Market participants are closely watching labour market indicators for hints as to when the Federal Reserve, expected to convene next week for its two-day monetary policy meeting, will begin discussions about hiking key interest rates from near zero.

"The jobless data today didn't have a meaningful impact on markets or the economic outlook," Carter added.

"It's now all about how much longer the Fed will tolerate low rates. The Fed seems to be favouring its full employment mandate more than its price stability mandate."

"Accordingly, the upcoming Fed meeting could be impactful," Carter said.

Benchmark Treasury yields eased after the bid at the largest-ever TIPS auction touched a record low, pressuring rate sensitive banks.

Of the 11 major sectors of the S&P 500, tech was shining brightest, gaining 0.7 per cent.
Energy stocks suffered the largest percentage drop.

The second-quarter reporting season barrelled ahead at full-throttle, with 104 of the companies in the S&P 500 having reported.

Of those, 88 per cent have beaten consensus estimates, according to Refinitiv.

Drug maker Biogen Inc gained 1.1 per cent after hiking its full-year revenue guidance while Domino's Pizza Inc surged 14.6 per cent to an all-time high on the heels of its quarterly report.

Southwest Airlines Co posted a bigger than expected quarterly loss, sending its stock down 3.5 per cent, and American Airlines Group Inc dipped 1.1 per cent even after reporting a quarterly profit.

The S&P 1500 Airlines index ended the session off 1.7 per cent.

Shares of Texas Instruments Inc slid 5.3 per cent after its current-quarter revenue forecast cast concerns as to whether the company will be able to meet spiking demand in the face of a global semiconductor shortage.

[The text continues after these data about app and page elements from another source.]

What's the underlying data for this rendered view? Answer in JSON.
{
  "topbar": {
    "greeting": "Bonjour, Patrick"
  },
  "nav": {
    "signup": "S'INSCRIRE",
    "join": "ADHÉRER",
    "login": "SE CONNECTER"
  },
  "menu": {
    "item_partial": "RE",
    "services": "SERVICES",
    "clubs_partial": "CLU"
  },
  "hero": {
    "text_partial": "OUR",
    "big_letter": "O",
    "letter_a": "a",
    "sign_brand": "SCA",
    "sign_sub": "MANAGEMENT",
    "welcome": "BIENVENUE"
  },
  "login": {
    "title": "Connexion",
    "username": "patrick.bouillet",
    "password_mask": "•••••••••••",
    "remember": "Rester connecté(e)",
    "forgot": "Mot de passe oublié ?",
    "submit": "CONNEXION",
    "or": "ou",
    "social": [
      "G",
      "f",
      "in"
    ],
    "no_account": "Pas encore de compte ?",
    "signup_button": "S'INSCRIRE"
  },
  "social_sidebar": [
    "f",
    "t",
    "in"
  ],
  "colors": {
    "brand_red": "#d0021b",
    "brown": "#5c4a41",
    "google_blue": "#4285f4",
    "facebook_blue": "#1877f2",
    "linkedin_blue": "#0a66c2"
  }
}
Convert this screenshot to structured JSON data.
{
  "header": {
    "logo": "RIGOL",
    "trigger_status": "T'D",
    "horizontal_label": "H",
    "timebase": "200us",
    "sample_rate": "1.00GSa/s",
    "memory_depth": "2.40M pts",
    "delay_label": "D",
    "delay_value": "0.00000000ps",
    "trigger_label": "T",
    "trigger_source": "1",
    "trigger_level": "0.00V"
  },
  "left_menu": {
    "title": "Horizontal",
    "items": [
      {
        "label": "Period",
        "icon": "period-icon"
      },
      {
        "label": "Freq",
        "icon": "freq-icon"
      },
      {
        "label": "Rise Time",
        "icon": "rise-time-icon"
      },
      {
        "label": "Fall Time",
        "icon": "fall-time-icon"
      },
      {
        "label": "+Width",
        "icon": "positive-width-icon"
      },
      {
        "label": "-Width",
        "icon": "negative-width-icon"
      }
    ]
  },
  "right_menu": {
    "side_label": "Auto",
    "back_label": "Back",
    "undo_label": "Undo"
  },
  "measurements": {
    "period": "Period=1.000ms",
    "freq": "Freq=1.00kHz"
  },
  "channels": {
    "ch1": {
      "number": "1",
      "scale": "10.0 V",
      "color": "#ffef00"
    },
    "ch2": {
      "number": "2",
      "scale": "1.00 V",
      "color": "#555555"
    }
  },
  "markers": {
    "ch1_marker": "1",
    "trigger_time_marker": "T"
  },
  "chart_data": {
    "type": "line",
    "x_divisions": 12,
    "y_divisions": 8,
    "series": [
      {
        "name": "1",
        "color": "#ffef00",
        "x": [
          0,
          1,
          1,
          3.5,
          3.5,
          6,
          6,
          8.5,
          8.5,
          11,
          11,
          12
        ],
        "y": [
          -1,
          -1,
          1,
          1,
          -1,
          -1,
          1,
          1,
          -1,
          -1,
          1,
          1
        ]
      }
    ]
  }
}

The Philadelphia SE Semiconductor index ended the session down 0.9 per cent.

Chipmaker Intel Corp slipped more than 1.0 per cent in extended trading after the chipmaker posted results and raised its annual revenue forecast.